The main street in Old Town is rue du Poilu, which runs parallel to the waterfront and ends at the train station. At water’s edge is the long curving beach area with several restaurants and cafés.
In the nineteenth century, the harbor was an important Russian Navy base, and from 1948 – 1966, it was used as a base for the United States Navy’s Sixth Fleet. Local pleasure boats and cruise ships now occupy the harbor.
The historic Port de la Darse harbor is rich in maritime history and has a real working shipyard. Here you will find the sixteenth-century citadel, built by the Dukes of Savoy when they were at war with France. This local port also houses the famous Observatoire Océanologique de Villefranche and other geo-scientific and biological research centers.
There are several restaurants along the quai in Old Town Villefranche with a great view of the harbor, but they can be pricey. When I go out I eat at Loco Loco, or a cozy restaurant called, Le Serre, there is no view and it is less expensive. Besides, the harbor and the sea will be there after my meal.

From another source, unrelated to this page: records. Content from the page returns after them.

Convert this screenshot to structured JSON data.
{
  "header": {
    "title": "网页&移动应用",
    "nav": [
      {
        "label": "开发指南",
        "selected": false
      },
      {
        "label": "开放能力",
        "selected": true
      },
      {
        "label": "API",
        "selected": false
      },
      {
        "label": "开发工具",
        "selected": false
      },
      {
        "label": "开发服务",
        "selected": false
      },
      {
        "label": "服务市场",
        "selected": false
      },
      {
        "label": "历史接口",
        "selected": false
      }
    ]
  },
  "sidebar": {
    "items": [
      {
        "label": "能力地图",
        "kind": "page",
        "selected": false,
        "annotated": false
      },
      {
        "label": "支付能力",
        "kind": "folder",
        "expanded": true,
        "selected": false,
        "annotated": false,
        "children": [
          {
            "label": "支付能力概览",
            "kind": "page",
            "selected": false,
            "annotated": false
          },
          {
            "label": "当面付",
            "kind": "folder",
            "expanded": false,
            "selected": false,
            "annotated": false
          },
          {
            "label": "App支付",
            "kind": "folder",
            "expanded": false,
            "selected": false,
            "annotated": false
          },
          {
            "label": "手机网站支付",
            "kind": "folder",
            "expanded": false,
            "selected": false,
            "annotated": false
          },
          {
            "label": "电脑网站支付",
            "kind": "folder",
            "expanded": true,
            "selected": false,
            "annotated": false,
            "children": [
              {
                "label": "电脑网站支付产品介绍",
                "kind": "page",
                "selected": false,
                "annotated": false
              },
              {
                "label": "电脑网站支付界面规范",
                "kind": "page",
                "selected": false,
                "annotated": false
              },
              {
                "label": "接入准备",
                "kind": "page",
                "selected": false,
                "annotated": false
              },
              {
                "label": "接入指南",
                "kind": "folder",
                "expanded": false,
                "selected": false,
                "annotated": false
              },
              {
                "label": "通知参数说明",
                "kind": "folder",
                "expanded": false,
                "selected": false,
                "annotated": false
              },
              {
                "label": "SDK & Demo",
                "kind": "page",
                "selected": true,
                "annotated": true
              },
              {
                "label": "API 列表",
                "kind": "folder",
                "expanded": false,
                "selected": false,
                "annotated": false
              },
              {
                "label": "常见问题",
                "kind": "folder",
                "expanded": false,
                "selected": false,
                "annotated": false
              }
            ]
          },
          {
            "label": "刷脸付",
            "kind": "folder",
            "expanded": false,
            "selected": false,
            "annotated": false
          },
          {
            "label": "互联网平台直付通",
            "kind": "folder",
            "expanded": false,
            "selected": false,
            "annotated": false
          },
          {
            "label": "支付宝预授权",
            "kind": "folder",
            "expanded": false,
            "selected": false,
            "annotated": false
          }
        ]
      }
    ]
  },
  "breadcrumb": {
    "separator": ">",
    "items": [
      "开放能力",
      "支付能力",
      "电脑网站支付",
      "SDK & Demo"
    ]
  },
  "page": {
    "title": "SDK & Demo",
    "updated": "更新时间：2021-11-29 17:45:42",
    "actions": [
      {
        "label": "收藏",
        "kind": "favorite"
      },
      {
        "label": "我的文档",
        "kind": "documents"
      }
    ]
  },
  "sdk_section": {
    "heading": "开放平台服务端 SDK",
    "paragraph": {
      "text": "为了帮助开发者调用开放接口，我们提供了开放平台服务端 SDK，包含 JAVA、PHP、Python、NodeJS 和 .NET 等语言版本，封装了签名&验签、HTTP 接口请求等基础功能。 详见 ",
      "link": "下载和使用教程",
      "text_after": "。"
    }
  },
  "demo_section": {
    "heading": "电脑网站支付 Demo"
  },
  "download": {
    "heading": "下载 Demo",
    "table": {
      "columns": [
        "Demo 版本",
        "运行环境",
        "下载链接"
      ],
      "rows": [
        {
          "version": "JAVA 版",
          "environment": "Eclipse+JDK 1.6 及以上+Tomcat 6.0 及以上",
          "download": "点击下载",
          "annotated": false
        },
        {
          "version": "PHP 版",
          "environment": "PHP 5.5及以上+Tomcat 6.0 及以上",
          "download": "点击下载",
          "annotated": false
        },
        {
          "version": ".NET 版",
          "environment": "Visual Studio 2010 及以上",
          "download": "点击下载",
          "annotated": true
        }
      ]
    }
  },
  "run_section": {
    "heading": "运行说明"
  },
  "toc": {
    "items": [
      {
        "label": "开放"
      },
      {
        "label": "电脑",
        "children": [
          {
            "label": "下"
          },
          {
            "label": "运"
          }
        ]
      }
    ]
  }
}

Locals will be here at Loco Loco, and I can practice my French with ease. They have a great list of mussels, and the fries are cooked bien-cuit just the way they should be. When winter comes, they close, and everyone sorely misses them.
Villefranche sur Mer
…is a small town, but there is plenty to do here as well as many landmarks to visit. The 16th century citadel is rich with museums that are free. Le Musée Volti, Le Musée Goetz-Boumeester, La Collection Roux, the 24th BCA room of Alpine Hunters, a light infantry of Napoleon III – Collection of Battalion items displayed. Chapelle de Saint Pierre des Pecheurs, Port de la Darse.
Don’t miss the stunning natural harbor which connects to the Cap Ferrat peninsula. Villa Ephrussi de Rothschild, coastal walks, sandy beaches. Bars, restaurants and cafés abound.
Chapelle de Saint Pierre des Pecheurs
Local fishing boat
Fort du Mount Alban
La Citadelle Saint – Elme
View of Villefranche sur Mer waterfront as seen from the Moyenne Corniche
You will fall in love with this unspoiled, well-preserved town, (as I did). Villefranche is the pearl of the Côte d’Azur. I hope you enjoyed a glimpse of my refuge…away from the maddening crowd. There is a fabulous apartment in this picture, with a million-dollar view, ready for your very own wonderful vacation.
Movies filmed here: Dirty Rotten Scoundrels. Never say Never Again, Killers. Ronin had scenes by the waterfront in Villefranche.